READING -- Someone tweeted last year at J.P. Crawford, the Phillies' top prospect, wondering whether Crawford's high school teammate and close friend Shane Watson was still in the organization.
Watson, a pitcher, was the Phillies’ first-round pick in 2012. He came out of Southern California’s Lakewood High School with a sharp curveball, a powerful fastball, and a right arm loaded with potential. But the start of his professional career was filled with obstacles and setbacks. He had two shoulder surgeries and even a cancer scare that ended up being a diabetes diagnosis.
Watson once had so much promise but now had a bleak future, prompting that fan to ask if he was even with the Phillies.
“I was like ‘Oh, great,’ ” Watson said. “It’s just been tough.”
Watson finally arrived at double A last month to start his seventh season since being drafted. He fought his way to Reading and has pushed himself back into relevancy. His fastball is zipping in the mid-90s, just as it did before shoulder surgeries kept him off the mound for 23 months.
Watson, who will turn 24 in August, will start Saturday for the third time this season. The results of his first two starts - eight earned runs in 9 1/3 innings - have not been ideal. But his velocity and health are the main concerns. Watson might transition to the bullpen, where his fastball and curveball would be a nice fit. It also might provide his quickest route to the majors. Regardless of his role, Watson has certainly returned to the team’s radar.
“I don’t really try to think about that too much,” Watson said. “If you think about that, you’re going to try to do too much. I’m going to do my best and try to force their hand on certain things.”

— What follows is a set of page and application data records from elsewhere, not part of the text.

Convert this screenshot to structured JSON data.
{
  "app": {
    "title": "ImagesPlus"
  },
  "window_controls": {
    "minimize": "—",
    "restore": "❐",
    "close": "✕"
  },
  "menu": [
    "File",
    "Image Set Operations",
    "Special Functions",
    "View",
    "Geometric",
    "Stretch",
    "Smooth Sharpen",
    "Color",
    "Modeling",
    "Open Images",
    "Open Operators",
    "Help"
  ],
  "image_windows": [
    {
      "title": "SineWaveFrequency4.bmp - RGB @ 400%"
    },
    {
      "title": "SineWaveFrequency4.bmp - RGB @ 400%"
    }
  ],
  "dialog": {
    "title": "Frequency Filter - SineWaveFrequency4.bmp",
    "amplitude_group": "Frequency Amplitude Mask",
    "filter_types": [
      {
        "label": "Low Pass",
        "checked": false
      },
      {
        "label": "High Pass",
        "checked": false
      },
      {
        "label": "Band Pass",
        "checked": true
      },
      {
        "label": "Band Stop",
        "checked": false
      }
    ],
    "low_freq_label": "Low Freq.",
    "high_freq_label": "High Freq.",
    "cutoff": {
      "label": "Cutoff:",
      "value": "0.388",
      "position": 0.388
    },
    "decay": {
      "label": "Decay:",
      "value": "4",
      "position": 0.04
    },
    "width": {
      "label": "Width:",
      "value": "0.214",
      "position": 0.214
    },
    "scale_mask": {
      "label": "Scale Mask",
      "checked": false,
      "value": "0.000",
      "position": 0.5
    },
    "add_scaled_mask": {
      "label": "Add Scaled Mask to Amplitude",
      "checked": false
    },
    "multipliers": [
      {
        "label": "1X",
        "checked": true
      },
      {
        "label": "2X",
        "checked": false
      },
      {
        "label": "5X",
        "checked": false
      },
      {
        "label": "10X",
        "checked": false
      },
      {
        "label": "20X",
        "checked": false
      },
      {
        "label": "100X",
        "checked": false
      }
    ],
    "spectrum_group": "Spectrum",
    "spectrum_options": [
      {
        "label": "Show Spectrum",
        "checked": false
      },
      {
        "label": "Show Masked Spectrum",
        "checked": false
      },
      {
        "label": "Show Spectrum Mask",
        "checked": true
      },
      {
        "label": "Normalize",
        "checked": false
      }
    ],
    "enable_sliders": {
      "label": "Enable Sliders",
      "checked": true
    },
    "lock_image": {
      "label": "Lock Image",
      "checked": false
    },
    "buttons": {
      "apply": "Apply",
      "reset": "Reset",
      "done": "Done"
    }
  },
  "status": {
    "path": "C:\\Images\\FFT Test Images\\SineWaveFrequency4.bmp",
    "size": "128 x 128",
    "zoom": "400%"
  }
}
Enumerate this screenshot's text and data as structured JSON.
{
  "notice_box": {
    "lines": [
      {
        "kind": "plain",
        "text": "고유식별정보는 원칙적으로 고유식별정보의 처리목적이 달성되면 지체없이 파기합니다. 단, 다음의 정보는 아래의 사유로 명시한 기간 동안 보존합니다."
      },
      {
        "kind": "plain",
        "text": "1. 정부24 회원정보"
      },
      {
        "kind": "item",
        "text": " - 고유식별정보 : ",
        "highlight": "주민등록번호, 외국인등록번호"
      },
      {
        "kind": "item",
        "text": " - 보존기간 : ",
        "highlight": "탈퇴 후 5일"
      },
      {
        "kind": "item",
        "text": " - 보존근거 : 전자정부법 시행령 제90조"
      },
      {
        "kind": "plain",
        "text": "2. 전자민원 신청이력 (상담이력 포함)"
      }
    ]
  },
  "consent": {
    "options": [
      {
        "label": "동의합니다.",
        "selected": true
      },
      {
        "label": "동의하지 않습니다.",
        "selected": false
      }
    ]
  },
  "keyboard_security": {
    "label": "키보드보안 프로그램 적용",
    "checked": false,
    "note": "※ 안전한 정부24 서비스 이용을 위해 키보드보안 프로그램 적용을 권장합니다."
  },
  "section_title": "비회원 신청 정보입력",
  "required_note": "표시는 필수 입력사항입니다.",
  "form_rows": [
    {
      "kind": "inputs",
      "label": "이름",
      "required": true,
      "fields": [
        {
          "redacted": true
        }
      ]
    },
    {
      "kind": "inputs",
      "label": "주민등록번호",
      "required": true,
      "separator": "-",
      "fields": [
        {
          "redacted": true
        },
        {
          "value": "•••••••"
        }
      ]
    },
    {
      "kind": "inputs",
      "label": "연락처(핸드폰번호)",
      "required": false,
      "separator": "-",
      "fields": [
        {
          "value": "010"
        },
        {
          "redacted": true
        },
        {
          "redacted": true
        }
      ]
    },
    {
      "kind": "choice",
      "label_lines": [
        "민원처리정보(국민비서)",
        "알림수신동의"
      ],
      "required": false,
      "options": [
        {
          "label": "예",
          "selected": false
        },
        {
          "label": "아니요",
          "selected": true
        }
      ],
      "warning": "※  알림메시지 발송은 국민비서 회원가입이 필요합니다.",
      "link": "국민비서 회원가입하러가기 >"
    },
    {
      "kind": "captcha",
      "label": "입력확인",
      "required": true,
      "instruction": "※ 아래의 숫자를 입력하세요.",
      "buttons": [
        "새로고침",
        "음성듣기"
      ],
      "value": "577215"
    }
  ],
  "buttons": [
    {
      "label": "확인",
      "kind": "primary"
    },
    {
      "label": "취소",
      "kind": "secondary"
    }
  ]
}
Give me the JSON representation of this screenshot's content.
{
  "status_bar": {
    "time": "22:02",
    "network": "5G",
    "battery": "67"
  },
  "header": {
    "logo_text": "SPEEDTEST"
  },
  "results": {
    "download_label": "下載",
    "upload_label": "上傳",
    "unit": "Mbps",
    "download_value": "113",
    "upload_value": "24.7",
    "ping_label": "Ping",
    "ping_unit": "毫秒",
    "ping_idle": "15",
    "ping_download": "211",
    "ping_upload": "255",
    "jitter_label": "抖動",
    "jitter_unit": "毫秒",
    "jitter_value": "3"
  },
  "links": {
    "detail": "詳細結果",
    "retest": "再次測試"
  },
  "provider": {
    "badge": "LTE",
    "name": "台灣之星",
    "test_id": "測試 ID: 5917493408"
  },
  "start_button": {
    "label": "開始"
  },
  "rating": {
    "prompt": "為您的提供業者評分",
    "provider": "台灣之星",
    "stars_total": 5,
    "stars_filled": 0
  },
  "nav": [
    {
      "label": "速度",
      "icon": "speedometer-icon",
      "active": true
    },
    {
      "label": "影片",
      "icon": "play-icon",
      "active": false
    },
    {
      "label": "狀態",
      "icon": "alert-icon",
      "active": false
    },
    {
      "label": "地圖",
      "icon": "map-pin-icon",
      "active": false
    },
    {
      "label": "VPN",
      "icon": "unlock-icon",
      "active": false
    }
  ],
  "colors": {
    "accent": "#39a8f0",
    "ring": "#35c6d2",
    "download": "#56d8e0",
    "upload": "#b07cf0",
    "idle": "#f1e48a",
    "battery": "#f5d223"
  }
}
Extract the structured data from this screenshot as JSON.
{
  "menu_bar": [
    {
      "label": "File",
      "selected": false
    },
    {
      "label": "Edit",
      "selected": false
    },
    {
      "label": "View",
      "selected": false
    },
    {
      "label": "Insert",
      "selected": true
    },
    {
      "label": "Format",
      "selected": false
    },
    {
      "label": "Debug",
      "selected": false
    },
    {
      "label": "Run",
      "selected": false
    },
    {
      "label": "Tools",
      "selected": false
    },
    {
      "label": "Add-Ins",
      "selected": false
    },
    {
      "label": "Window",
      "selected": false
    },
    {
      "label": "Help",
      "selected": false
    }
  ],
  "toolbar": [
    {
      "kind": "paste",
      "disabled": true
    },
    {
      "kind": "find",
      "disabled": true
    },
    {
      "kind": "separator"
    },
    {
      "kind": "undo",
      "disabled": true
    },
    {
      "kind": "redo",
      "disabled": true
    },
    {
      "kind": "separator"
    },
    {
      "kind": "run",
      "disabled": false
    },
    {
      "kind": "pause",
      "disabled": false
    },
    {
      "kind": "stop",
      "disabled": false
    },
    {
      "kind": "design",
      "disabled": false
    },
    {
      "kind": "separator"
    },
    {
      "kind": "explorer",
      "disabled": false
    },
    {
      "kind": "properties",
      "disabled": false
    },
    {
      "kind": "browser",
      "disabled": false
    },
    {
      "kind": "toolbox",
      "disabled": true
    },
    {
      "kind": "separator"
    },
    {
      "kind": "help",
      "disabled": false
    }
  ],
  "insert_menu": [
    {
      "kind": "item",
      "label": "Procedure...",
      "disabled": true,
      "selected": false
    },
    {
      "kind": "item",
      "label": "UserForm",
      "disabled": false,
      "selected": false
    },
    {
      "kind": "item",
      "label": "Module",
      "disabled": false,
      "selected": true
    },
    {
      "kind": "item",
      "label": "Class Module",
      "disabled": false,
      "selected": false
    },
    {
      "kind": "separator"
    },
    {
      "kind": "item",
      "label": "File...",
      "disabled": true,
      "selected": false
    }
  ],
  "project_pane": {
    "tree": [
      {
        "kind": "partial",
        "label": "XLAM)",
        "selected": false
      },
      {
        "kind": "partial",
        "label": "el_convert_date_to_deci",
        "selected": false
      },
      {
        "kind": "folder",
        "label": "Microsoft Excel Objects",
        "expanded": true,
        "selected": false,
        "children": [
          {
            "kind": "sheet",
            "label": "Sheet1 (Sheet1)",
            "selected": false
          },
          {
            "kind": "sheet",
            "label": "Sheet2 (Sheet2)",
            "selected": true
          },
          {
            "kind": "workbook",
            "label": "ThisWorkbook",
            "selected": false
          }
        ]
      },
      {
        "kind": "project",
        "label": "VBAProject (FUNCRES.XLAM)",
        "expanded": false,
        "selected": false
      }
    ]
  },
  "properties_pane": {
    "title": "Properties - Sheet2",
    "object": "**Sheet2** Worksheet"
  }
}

The Phillies compared Watson’s curveball and mound presence to Brett Myers' when they drafted Watson with the 40th pick, a compensatory selection at the end of the 2012 first round. He started his pro career that summer, but pitched just seven innings in the Gulf Coast League. Watson kept getting sick and lost 35 pounds. Something was wrong. Watson’s worst fear was that he had cancer.
“They thought I was dying,” he said.
Watson was diagnosed with Type 1 diabetes, as he was born with a deficient pancreas that does not produce insulin. Watson has to inject himself with insulin each time he eats carbohydrates.
“It’s totally manageable,” Watson said. “It’s not like you can’t play or anything. I’ve had it for five years. I try to not eat as many carbs on game days, and then I stay away from Gatorade while I’m pitching.”
With his condition under control, Watson returned to the mound in 2013. He suffered a shoulder injury halfway through the season and returned to California for a Bankart repair surgery, an arthroscopic procedure to repair a detached labrum. Watson tried to rehabilitate his shoulder for six months, but it did not feel any better. He then had a second surgery. Watson said his arm has been “amazing since.”
“It takes a little bit of intestinal fortitude and mental strength to keep grinding,” said his father, Scott Watson. “He never complained about anything that gets tough. Never complained once about diabetes. It’s inspirational to me as a father, and so many decades older than him, to see a guy going through this stuff and keep pushing and grinding like he does."
Watson missed the entire 2014 season as he rehabbed for 11 months at the team’s facility in Clearwater, Fla. He joined single-A Lakewood in July 2015, nearly two years to the day of his final start before that first surgery. Watson is now finally at double A.
Watson said he never had doubts. His older brother, Scott, pitched in independent ball and told Watson to not be soft and keep going. Shane Watson said if his hard work after surgery didn’t yield results, then it just was not meant to be.
His father began to wonder what his son’s future would be. An athlete, Scott Watson said, would never doubt himself. But a dad is always concerned. Watson now finds himself just two levels from reaching the majors. A destination that once seemed so unlikely is now in reach.
“In a normal situation, it would be a dream come true,” Scott Watson said. “But with the stuff that he’s been through and had to overcome, it would be amazing.”